Jesus is the one who was hungry. . .
            The one who was thirsty. . .
                        The one who was a stranger. . .
                                    The one who was naked. . .
                                                The one who was ill; in need of care
                                                            The one imprisoned; despairing and alone. . .

The righteous recognize and respond to those basic human needs with compassion and love.  They do not seek to find Jesus, but only to love as He loves and live as he lived – with mercy and kindness for all their brothers and sisters.  It is the Way of the Lord - not merely an action, but a life, lived in the Love of God. 

His Kingdom is for those who act as he acted, love as he loved; meeting the basic needs of the poor, feeding the hungry, clothing the naked, visiting the sick and imprisoned – A kingdom prepared for those who love with his love - completely, without question, without counting the cost – for in their suffering we see the suffering of our Lord and Savior, the Son of God, Jesus, the Christ, the King and our hearts are moved with compassion and mercy.

Our visitors will find Jesus in the cathedrals, the churches and the prayer communities; there among the faithful who praise Him and give Him glory and honor, but they will especially find Jesus among those who dwell in refugee camps and slums and prisons and alleyways and hospitals – among his suffering brothers and sisters. It is here that they will see the face of Jesus in the face of those who suffer and in the face of those who tend to their needs.

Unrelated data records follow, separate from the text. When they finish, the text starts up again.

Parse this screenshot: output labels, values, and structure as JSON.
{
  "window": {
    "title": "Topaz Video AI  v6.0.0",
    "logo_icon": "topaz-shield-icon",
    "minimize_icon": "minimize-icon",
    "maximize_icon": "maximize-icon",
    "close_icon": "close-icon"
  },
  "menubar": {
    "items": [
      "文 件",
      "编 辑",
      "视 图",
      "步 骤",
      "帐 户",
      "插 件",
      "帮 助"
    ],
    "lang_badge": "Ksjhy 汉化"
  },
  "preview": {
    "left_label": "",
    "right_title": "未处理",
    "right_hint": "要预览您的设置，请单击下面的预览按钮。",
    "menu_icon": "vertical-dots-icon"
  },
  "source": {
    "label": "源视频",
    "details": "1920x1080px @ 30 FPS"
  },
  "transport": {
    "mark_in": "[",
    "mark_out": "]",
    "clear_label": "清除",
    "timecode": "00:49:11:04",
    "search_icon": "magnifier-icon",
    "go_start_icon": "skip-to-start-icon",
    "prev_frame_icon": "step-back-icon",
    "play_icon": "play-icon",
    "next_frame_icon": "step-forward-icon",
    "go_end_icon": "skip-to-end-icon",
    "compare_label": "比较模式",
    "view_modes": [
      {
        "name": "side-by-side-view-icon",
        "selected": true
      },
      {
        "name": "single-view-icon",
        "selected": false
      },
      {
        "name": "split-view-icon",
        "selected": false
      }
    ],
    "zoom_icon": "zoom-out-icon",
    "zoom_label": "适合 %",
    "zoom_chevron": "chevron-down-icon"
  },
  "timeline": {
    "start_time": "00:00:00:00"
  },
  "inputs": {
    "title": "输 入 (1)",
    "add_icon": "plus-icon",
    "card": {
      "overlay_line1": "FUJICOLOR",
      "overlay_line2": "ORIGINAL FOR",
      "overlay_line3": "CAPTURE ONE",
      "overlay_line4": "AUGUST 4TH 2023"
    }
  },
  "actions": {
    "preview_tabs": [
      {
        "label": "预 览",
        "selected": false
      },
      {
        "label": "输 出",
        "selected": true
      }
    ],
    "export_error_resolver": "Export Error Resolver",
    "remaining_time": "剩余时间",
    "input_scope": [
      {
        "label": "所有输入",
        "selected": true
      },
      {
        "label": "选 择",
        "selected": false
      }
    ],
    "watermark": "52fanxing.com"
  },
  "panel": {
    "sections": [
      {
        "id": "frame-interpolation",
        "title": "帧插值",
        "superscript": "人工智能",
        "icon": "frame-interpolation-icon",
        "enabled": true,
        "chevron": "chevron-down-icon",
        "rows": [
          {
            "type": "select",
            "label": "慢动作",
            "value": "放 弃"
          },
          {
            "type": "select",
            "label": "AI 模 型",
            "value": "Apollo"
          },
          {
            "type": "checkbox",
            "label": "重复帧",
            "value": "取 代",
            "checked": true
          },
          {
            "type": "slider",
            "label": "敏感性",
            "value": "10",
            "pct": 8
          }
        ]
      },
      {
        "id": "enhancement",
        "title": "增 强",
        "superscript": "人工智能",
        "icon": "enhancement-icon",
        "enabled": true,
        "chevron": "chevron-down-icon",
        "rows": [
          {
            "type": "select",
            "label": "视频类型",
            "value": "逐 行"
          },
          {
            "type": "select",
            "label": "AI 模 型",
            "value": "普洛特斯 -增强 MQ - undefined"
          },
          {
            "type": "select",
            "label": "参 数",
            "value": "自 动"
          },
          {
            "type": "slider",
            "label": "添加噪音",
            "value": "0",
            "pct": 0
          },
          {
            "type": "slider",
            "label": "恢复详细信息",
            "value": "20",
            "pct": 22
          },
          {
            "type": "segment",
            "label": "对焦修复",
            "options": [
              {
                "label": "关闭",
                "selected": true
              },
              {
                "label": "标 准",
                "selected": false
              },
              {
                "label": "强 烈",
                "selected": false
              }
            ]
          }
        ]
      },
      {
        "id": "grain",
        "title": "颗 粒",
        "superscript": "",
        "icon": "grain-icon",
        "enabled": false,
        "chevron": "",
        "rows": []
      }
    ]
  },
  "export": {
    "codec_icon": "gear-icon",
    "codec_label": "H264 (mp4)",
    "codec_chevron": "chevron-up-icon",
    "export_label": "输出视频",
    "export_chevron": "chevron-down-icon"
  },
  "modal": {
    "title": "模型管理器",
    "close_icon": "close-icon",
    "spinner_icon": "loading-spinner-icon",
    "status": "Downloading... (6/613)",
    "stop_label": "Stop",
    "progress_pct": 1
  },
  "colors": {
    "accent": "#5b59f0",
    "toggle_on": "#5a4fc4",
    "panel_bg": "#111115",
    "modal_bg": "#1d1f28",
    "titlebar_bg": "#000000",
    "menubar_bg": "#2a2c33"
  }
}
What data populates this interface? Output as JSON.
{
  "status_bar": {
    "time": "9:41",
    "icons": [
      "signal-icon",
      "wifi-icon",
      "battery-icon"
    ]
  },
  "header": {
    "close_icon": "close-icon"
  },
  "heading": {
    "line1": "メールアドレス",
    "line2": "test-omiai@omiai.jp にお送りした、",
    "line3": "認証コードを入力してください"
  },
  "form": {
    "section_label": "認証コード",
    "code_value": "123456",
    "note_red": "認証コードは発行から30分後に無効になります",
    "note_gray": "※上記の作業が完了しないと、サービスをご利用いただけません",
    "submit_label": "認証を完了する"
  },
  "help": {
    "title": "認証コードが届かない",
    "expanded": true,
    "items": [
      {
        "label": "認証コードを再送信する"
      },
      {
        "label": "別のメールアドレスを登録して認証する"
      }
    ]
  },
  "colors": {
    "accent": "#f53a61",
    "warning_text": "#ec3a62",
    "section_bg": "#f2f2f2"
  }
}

Mother Teresa reminds us that we are to love the poor because “each one of them is Jesus in disguise” In them we can show Jesus to our visitors.  Here is where they will also find him in the love of his disciples, filled with the love of God; doing simple things to serve the basic needs of our brothers and sisters.  Jesus sees each kindness done to “one of the least” of his brothers and sisters as being done for him.  He promises those who do work to help the least with love, mercy and kindness will share in his inheritance - the Kingdom of God.

As disciples, we are not called to solve all the problems of the poor and suffering, but to love them and do what we can to serve them in relieving their suffering.  Again, Mother Teresa tells us, “If you can’t feed a hundred people, then feed just one.”  Our love is not measured by how much we do, but by our loving as we would want to be loved.

Our visitors will see in the face of the poor and suffering, the broken body of Christ.  In their face they will see Him on the cross.  In their wounded-ness they will see his wounds. 

The visitors will also see the love of Christ in the faces of those who are “blessed of God”; in their quiet and simple service to the poor, the naked, the hungry, the lonely and the sick – For the King said, “Amen, I say to you, whatever you did for the least of these brothers of mine, you did for me.”

Deacon Don